THE PROBLEM :: Return every line of the data below that includes the string "name".

SOURCE DATA ::
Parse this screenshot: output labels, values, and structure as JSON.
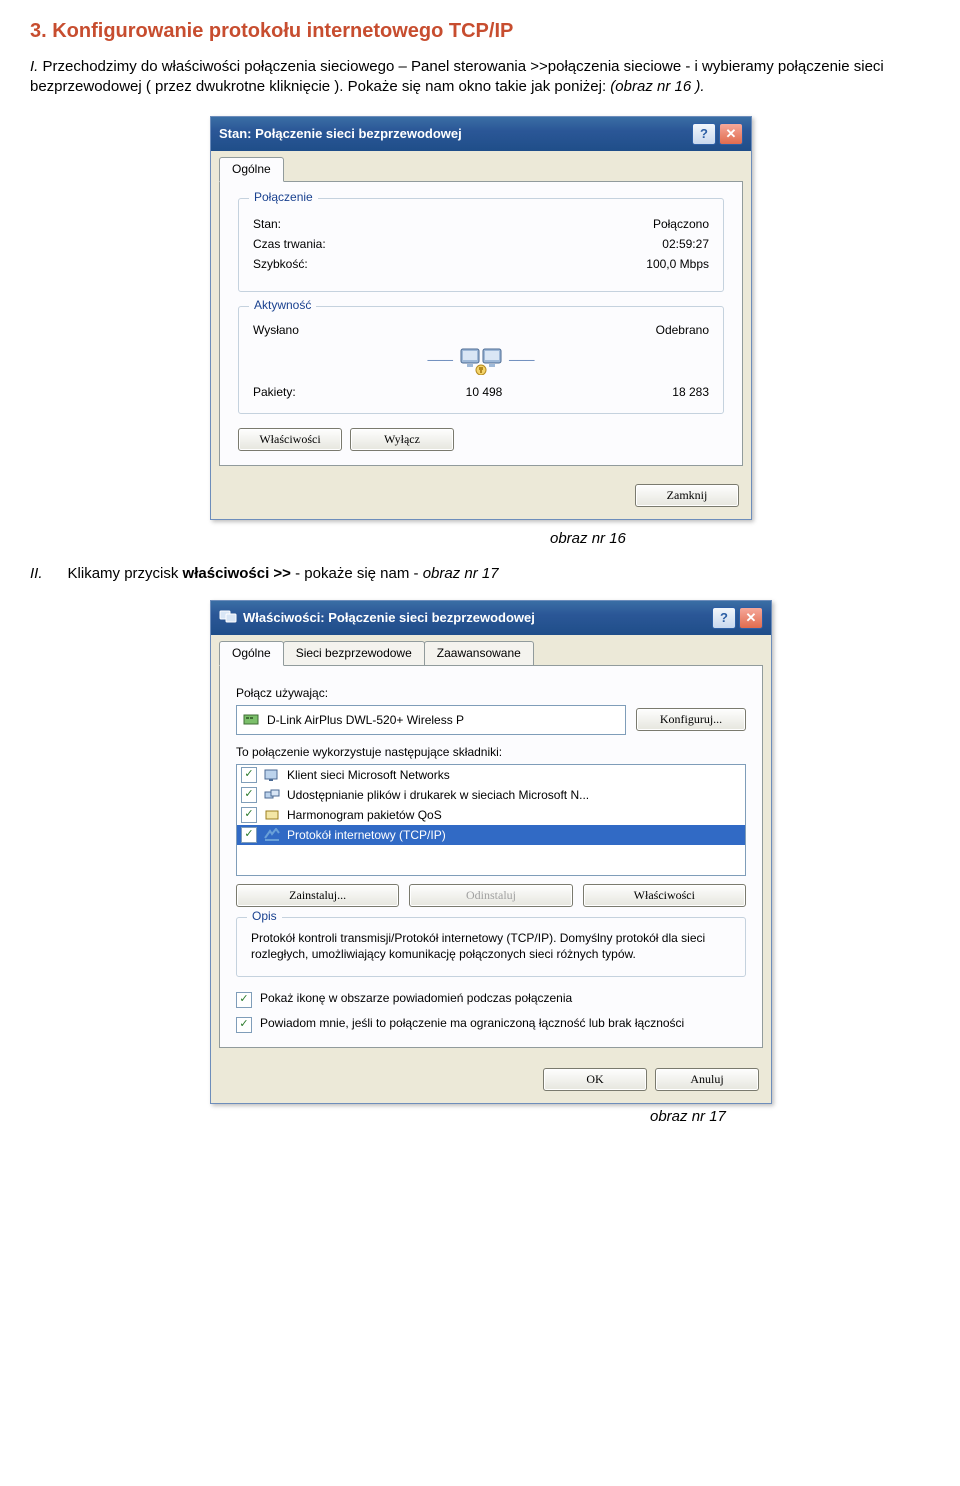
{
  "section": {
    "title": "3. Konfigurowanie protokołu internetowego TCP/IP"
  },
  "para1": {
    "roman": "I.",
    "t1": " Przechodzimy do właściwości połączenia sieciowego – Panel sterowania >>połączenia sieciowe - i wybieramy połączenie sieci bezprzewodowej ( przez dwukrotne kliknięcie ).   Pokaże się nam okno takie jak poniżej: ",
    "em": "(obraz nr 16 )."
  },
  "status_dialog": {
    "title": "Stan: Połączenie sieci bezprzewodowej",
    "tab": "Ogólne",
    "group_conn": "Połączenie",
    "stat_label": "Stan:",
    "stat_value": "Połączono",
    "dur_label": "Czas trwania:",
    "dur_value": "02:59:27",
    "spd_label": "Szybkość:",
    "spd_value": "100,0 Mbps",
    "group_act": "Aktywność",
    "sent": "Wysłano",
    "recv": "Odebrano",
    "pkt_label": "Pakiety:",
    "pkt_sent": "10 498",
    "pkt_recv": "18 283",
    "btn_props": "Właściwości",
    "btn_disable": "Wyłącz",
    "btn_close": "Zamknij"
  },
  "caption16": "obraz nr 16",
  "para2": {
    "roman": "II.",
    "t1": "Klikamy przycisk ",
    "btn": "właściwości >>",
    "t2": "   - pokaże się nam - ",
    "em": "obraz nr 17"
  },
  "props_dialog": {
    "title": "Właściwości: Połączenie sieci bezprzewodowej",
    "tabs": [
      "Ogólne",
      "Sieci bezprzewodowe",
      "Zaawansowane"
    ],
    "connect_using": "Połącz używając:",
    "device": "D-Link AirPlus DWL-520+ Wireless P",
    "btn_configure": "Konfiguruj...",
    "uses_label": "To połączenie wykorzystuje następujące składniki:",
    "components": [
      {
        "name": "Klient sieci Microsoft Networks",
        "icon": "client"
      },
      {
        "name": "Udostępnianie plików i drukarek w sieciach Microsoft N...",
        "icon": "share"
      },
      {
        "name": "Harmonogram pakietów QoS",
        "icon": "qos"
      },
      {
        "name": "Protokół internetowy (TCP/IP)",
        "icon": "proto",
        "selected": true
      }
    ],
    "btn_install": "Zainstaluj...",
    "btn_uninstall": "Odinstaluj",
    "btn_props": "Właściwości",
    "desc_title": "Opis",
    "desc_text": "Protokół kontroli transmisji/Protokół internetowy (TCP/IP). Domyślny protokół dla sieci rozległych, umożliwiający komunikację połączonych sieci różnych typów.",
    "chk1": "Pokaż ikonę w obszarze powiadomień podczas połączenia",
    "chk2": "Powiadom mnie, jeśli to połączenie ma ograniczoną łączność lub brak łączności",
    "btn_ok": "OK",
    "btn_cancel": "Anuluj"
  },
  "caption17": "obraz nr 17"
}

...

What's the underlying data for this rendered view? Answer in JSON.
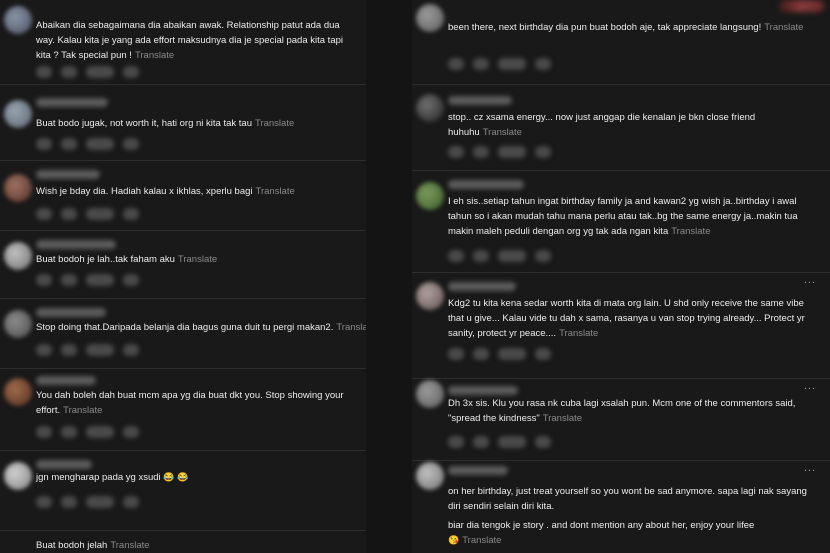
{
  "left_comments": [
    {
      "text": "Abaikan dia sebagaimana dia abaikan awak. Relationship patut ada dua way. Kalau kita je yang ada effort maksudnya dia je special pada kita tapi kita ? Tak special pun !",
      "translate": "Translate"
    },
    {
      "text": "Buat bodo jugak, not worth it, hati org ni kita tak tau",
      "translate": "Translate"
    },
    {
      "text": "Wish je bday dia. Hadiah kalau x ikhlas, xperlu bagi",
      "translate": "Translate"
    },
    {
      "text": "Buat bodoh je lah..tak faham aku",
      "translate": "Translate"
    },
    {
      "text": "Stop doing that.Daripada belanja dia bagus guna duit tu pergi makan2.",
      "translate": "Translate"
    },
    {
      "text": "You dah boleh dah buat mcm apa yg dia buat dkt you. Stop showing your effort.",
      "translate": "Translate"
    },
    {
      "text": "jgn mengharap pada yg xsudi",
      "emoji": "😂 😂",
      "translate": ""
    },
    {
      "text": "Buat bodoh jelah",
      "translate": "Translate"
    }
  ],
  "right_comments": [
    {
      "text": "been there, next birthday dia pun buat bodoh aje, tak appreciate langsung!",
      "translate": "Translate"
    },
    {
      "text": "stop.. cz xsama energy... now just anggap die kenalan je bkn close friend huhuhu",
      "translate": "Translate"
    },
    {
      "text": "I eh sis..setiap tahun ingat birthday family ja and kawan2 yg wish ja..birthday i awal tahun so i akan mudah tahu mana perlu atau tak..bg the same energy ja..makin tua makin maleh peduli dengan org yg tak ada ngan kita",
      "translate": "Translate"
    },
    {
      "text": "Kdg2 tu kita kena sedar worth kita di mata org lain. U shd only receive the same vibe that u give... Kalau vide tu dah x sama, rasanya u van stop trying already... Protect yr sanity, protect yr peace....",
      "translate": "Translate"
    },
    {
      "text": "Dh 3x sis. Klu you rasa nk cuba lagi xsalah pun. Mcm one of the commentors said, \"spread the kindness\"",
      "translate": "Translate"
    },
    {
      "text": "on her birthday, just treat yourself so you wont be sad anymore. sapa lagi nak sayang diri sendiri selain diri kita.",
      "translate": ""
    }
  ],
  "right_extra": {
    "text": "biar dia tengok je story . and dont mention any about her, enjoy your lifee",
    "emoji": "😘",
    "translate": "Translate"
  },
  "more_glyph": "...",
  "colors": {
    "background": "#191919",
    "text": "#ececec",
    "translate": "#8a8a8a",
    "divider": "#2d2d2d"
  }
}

TASK OUTPUT ::
        "name": "Klient sieci Microsoft Networks",
        "name": "Udostępnianie plików i drukarek w sieciach Microsoft N...",
        "name": "Harmonogram pakietów QoS",
        "name": "Protokół internetowy (TCP/IP)",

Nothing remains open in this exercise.